- _What is expected_: Scan the entries below. Return every line that includes "triangle".

- _Supplied material_:
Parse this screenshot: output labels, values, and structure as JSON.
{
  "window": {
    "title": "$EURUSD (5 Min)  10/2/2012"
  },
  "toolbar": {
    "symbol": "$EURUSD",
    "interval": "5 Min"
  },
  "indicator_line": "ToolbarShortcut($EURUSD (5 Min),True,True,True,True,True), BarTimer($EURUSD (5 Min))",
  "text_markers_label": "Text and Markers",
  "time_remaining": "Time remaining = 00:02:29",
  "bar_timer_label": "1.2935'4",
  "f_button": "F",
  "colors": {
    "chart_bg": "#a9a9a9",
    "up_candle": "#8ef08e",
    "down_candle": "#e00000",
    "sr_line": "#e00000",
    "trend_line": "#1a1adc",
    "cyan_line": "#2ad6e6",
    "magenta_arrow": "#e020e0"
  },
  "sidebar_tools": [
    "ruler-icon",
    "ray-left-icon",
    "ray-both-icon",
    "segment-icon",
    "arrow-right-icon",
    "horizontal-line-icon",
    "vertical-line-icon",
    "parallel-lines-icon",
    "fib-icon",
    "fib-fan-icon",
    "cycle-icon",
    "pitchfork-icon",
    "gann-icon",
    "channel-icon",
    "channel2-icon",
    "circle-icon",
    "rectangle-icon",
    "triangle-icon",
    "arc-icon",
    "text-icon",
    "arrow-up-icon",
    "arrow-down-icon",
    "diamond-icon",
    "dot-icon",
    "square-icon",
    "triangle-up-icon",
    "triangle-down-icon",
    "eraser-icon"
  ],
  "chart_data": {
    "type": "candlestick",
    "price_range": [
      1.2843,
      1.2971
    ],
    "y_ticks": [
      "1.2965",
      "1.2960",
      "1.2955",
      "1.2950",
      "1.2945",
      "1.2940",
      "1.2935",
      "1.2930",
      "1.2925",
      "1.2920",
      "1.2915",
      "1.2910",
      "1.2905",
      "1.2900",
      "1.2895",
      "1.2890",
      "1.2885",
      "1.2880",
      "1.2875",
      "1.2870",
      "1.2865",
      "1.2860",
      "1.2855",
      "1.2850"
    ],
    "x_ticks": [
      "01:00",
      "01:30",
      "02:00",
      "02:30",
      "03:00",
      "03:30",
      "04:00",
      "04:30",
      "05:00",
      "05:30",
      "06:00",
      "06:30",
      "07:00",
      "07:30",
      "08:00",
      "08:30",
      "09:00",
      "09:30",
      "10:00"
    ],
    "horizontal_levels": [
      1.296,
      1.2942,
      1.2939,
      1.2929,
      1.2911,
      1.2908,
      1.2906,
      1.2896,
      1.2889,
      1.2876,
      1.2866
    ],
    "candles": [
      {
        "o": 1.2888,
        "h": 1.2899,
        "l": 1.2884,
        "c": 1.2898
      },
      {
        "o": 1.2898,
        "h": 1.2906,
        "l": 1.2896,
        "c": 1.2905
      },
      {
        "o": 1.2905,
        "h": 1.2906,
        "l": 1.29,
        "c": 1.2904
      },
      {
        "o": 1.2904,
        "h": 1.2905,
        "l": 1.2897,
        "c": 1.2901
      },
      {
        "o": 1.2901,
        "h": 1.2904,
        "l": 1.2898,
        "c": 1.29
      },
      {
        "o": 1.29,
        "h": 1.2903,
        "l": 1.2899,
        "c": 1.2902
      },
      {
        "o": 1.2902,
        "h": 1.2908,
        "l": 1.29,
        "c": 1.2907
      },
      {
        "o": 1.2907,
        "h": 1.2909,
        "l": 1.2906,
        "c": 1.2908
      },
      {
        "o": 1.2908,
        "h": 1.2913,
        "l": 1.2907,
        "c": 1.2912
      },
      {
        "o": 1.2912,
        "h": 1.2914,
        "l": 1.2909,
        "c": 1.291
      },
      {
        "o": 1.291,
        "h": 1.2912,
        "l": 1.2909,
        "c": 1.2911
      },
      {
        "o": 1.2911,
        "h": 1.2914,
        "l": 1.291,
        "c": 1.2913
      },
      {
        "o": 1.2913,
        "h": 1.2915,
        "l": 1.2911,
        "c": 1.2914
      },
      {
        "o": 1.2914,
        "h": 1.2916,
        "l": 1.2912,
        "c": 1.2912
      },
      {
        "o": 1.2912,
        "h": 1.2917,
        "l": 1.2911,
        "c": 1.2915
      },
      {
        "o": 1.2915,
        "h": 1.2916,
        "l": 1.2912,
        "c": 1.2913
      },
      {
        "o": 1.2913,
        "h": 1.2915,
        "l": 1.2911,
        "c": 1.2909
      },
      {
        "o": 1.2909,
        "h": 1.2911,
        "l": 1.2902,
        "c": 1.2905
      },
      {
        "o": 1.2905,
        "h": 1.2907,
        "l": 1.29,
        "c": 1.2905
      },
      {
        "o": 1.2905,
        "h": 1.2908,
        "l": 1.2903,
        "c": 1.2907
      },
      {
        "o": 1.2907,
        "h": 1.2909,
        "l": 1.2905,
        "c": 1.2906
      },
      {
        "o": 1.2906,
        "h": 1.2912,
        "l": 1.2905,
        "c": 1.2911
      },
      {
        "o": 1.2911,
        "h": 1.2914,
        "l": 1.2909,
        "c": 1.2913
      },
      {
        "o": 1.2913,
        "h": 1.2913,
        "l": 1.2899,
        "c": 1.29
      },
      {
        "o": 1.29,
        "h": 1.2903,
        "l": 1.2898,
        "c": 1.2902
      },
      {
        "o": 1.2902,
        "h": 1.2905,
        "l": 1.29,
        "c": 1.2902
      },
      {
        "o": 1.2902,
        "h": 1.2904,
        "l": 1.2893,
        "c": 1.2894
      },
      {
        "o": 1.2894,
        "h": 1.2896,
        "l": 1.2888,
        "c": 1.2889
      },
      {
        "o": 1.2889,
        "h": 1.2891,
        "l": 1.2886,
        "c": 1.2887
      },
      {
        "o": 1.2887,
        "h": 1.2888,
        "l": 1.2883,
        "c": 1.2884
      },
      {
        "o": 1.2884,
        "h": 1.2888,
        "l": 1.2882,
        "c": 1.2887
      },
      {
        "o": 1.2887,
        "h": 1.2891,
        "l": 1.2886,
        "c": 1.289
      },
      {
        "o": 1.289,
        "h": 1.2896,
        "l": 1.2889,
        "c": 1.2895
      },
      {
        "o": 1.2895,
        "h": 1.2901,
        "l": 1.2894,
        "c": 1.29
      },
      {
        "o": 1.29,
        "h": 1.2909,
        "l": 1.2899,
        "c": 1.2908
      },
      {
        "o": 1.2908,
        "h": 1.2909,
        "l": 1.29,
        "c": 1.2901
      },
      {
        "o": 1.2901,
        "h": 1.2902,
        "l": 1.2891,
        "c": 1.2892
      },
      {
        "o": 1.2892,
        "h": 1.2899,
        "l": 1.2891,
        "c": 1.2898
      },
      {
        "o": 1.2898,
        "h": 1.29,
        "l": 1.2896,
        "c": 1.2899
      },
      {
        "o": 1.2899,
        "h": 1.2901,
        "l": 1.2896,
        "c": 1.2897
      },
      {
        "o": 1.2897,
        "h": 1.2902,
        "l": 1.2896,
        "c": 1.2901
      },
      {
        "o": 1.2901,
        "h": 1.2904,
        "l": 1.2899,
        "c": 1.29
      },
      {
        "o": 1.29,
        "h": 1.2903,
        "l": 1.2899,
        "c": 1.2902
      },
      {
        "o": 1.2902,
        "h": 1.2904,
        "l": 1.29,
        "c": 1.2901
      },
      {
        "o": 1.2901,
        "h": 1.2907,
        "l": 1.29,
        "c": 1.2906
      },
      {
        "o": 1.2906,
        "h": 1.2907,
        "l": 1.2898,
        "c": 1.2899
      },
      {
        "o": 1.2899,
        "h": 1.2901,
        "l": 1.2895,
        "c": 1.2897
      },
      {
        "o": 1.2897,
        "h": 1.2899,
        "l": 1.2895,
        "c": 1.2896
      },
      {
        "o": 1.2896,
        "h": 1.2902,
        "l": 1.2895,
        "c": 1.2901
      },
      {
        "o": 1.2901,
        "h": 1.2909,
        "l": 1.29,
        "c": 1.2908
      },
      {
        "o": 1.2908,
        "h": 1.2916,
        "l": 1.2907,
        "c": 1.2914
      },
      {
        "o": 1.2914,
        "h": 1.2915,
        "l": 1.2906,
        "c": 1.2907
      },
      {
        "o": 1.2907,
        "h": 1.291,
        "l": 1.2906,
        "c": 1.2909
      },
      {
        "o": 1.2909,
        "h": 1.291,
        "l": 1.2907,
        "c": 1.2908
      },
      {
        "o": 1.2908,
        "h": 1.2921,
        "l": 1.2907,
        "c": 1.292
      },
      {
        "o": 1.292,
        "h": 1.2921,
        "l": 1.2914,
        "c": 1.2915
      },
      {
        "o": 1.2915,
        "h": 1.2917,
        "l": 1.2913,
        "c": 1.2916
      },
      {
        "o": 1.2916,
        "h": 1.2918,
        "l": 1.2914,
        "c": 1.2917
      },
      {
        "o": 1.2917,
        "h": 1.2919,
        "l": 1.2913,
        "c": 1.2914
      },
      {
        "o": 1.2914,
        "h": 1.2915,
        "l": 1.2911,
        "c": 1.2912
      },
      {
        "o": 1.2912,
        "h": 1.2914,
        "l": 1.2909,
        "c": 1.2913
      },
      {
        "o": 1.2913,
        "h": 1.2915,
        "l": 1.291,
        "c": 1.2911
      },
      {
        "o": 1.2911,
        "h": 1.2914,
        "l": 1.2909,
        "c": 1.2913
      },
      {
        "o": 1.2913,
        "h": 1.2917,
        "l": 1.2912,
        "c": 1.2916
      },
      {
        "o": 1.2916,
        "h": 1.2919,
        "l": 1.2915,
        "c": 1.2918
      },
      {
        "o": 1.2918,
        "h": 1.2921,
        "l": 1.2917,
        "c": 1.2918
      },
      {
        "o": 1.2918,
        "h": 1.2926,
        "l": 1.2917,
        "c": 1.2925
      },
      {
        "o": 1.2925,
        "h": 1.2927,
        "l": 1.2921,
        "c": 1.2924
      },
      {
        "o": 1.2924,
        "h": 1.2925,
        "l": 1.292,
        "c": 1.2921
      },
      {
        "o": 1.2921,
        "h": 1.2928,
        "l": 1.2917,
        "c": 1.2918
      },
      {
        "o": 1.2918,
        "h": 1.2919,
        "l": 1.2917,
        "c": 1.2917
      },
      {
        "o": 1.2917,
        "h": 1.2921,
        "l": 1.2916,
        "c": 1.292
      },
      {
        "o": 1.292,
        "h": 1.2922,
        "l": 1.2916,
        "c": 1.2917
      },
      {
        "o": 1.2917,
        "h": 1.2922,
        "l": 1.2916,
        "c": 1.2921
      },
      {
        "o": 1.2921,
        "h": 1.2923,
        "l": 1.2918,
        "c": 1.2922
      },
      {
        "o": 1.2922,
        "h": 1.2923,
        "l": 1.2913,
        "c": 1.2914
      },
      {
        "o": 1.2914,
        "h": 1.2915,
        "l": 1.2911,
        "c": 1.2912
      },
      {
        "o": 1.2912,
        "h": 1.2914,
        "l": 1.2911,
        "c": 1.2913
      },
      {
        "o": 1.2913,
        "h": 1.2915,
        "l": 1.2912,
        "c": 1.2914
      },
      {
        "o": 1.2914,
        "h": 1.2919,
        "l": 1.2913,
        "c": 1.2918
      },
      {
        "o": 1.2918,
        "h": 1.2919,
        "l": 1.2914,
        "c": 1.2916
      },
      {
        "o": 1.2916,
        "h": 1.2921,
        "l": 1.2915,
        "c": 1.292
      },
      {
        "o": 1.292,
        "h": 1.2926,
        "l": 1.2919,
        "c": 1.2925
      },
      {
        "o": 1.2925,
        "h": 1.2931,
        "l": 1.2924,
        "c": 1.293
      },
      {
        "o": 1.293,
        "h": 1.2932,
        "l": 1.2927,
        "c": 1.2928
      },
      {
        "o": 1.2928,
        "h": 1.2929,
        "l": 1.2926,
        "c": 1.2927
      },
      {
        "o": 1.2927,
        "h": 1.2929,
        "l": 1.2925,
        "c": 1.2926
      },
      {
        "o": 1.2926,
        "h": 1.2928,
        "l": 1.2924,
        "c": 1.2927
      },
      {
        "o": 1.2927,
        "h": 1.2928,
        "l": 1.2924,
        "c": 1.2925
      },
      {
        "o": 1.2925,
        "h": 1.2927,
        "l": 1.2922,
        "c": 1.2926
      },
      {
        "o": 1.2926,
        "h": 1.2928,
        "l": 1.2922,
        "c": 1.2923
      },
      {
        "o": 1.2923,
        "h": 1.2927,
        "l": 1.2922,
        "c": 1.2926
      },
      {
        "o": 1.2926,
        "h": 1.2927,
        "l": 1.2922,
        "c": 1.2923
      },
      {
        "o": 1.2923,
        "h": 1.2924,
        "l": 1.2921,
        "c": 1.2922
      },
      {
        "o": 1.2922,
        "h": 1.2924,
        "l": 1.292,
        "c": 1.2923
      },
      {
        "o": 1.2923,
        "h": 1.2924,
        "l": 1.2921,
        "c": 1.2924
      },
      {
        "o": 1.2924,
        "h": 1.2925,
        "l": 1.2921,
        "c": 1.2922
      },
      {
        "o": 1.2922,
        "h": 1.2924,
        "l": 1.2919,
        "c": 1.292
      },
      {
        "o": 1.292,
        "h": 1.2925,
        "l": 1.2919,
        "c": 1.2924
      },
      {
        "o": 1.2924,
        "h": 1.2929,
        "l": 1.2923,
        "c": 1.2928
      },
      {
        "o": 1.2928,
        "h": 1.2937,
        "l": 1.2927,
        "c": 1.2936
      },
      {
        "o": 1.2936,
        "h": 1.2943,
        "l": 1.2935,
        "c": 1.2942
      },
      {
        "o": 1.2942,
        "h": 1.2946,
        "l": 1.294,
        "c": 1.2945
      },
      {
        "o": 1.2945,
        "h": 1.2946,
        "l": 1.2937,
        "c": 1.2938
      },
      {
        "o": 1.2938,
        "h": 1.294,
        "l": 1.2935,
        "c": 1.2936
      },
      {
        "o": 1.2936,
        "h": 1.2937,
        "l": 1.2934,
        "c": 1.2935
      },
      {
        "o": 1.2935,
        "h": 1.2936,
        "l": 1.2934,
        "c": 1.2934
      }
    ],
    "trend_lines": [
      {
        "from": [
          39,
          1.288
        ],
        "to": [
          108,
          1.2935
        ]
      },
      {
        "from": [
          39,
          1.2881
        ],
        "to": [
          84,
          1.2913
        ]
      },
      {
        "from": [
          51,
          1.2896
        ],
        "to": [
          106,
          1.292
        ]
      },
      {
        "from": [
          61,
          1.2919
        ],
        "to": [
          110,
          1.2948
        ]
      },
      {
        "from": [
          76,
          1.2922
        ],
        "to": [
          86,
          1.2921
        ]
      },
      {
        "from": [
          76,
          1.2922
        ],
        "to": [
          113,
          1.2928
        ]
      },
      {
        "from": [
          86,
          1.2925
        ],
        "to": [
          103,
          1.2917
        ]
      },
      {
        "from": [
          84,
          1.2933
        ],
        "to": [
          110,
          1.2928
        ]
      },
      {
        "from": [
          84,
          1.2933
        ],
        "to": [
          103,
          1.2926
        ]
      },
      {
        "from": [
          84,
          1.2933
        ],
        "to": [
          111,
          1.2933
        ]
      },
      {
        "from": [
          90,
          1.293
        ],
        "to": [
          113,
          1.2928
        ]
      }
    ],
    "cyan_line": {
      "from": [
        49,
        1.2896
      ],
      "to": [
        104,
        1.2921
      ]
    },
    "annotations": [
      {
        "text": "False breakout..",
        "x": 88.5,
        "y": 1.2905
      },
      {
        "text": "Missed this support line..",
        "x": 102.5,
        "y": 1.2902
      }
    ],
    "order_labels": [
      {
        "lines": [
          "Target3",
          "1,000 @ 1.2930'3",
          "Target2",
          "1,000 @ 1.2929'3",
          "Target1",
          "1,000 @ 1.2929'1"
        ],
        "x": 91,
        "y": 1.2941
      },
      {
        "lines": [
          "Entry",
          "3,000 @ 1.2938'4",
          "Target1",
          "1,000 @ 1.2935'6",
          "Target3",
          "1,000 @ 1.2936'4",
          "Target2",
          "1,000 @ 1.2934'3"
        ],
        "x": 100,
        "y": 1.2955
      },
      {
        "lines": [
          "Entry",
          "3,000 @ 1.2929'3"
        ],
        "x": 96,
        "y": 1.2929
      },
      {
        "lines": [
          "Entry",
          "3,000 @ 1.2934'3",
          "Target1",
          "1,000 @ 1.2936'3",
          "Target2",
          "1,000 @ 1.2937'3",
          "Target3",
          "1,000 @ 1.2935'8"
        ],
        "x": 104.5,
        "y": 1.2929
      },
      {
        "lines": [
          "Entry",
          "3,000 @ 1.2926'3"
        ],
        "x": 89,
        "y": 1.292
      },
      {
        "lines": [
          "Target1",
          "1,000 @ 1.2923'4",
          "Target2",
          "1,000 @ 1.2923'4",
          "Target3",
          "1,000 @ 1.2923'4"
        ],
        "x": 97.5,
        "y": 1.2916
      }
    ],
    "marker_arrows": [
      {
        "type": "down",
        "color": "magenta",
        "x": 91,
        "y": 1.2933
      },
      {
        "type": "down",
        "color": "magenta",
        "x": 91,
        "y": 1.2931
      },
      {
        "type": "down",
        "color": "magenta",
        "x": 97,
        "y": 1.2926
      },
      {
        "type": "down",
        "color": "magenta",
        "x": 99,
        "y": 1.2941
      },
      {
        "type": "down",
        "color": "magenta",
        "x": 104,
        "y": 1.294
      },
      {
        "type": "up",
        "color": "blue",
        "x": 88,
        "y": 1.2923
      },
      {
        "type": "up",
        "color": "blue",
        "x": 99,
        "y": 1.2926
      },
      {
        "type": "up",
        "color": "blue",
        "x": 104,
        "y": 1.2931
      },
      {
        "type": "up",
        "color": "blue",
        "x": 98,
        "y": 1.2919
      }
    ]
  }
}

- _Response box_:
    "triangle-icon",
    "triangle-up-icon",
    "triangle-down-icon",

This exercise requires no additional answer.